**Work required:** Your copy of the listing must be exact and must hold no images.

**Stored data:**
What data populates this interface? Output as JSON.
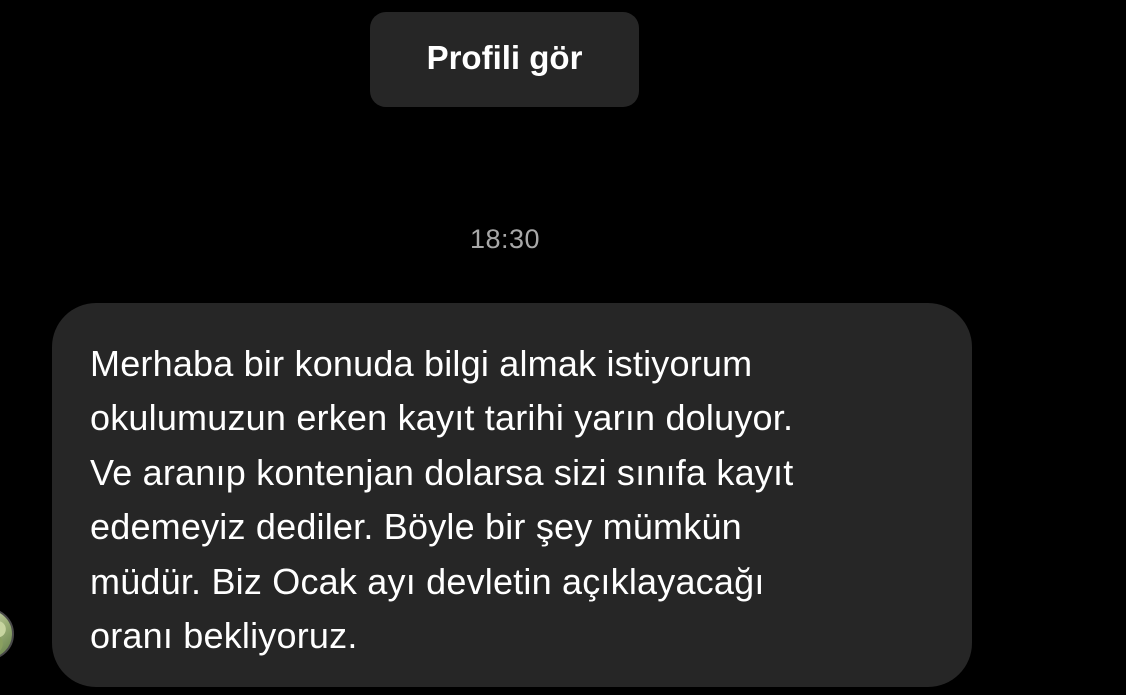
{
  "header": {
    "view_profile_label": "Profili gör"
  },
  "chat": {
    "timestamp": "18:30",
    "message": {
      "lines": [
        "Merhaba bir konuda bilgi almak istiyorum",
        "okulumuzun erken kayıt tarihi yarın doluyor.",
        "Ve aranıp kontenjan dolarsa sizi sınıfa kayıt",
        "edemeyiz dediler. Böyle bir şey mümkün",
        "müdür. Biz Ocak ayı devletin açıklayacağı",
        "oranı bekliyoruz."
      ]
    }
  },
  "colors": {
    "background": "#000000",
    "bubble": "#262626",
    "text": "#ffffff",
    "timestamp": "#a8a8a8"
  }
}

**Answer box:**
What data populates this interface? Output as JSON.
{
  "header": {
    "view_profile_label": "Profili gör"
  },
  "chat": {
    "timestamp": "18:30",
    "message": {
      "lines": [
        "Merhaba bir konuda bilgi almak istiyorum",
        "okulumuzun erken kayıt tarihi yarın doluyor.",
        "Ve aranıp kontenjan dolarsa sizi sınıfa kayıt",
        "edemeyiz dediler. Böyle bir şey mümkün",
        "müdür. Biz Ocak ayı devletin açıklayacağı",
        "oranı bekliyoruz."
      ]
    }
  },
  "colors": {
    "background": "#000000",
    "bubble": "#262626",
    "text": "#ffffff",
    "timestamp": "#a8a8a8"
  }
}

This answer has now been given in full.